Segment Start: GIVEN DATA

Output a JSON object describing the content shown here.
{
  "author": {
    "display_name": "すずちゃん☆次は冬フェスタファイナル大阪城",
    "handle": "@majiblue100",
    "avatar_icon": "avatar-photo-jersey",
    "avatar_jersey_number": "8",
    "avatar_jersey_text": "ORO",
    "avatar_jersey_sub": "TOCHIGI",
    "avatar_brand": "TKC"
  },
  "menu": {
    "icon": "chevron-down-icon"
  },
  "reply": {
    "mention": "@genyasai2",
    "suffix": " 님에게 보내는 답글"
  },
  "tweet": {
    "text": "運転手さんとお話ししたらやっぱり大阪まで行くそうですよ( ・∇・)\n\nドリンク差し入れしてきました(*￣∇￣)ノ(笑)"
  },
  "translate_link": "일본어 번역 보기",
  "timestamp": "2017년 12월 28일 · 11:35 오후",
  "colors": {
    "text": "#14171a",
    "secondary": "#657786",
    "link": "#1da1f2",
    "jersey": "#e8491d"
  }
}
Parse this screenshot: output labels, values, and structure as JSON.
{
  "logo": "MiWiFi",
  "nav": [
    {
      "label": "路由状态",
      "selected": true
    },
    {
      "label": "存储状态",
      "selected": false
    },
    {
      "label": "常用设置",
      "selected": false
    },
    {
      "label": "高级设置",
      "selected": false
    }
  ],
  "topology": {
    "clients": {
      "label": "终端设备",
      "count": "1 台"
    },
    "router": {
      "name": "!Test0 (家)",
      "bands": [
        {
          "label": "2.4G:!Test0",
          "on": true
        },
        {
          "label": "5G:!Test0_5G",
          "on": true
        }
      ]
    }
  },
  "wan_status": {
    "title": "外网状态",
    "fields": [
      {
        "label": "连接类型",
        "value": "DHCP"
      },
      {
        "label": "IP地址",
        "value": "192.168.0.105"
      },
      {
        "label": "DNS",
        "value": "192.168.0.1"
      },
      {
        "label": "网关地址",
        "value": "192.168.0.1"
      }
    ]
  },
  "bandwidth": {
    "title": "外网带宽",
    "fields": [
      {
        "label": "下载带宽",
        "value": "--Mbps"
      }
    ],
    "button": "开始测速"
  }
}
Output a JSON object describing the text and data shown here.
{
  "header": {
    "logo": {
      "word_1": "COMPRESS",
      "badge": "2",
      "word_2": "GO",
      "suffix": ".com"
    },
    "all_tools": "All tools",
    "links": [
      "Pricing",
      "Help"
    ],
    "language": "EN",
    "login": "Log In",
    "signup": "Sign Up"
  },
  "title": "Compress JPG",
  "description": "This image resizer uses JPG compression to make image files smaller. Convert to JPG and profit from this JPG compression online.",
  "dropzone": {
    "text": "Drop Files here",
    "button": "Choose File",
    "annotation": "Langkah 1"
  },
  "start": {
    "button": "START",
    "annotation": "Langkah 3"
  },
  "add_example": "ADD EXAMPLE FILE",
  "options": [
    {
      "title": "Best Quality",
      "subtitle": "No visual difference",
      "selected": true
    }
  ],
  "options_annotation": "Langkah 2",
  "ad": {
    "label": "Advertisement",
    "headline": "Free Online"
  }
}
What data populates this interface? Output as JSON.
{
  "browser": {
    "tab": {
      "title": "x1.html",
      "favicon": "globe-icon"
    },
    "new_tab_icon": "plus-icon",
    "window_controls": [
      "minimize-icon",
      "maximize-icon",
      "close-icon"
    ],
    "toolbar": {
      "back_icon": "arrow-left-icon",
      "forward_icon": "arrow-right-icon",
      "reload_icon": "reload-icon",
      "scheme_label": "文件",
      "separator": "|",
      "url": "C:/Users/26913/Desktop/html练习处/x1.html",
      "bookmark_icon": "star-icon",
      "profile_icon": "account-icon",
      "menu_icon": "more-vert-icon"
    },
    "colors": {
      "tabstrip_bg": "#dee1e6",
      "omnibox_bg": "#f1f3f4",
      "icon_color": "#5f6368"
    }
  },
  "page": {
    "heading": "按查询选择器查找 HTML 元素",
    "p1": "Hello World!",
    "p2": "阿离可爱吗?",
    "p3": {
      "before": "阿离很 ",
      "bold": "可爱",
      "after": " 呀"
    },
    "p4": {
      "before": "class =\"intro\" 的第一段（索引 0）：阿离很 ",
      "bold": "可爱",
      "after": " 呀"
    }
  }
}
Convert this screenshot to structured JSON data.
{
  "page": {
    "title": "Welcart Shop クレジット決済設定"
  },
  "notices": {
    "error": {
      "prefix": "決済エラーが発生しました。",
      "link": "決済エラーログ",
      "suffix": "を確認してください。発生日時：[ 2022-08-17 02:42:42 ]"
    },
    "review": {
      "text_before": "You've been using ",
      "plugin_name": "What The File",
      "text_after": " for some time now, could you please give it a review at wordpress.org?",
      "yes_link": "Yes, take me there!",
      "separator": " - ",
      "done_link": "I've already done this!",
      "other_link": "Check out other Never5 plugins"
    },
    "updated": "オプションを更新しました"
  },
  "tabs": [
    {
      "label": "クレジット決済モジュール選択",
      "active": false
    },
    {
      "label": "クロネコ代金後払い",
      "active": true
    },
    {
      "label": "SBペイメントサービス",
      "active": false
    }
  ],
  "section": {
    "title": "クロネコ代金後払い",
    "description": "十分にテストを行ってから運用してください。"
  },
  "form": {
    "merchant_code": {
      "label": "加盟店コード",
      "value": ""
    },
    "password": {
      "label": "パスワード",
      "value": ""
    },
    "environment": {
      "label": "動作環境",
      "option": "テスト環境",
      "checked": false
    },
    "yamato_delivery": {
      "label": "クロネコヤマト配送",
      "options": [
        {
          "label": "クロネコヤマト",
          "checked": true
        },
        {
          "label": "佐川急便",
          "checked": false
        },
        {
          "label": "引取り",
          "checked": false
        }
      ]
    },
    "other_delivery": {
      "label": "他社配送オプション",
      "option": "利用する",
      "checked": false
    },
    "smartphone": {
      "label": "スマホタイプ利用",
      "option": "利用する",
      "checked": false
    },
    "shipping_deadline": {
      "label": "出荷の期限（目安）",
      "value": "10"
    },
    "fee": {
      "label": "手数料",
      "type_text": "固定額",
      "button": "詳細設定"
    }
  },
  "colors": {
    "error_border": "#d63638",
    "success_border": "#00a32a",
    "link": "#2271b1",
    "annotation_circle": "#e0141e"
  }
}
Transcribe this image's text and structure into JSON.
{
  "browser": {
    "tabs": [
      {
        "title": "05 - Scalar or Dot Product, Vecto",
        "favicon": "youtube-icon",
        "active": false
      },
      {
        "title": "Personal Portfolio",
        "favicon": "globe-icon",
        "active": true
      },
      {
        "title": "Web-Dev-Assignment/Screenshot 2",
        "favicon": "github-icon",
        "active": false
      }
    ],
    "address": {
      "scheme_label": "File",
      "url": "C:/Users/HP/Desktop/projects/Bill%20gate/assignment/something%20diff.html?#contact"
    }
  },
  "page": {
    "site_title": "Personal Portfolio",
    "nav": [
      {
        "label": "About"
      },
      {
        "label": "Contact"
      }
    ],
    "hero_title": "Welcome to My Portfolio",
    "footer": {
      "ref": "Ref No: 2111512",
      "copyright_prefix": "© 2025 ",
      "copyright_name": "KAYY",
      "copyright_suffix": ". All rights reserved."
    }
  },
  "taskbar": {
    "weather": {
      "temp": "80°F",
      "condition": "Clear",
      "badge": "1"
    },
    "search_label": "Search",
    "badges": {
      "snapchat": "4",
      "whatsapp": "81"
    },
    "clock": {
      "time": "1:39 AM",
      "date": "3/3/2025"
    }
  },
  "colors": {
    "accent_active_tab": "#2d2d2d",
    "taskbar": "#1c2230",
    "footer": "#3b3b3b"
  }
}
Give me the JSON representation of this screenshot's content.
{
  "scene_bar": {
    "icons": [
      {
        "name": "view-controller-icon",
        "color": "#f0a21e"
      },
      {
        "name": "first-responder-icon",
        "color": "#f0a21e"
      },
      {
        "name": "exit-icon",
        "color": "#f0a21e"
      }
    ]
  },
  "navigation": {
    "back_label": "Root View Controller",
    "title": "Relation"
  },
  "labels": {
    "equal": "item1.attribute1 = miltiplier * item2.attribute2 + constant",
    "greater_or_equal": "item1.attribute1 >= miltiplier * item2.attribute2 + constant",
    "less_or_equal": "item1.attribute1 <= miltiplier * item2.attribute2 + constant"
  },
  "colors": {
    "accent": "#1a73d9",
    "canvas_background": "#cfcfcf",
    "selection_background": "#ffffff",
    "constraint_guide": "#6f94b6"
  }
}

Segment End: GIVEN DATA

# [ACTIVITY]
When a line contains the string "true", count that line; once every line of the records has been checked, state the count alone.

# [SOLUTION FOR THIS PROBLEM]
7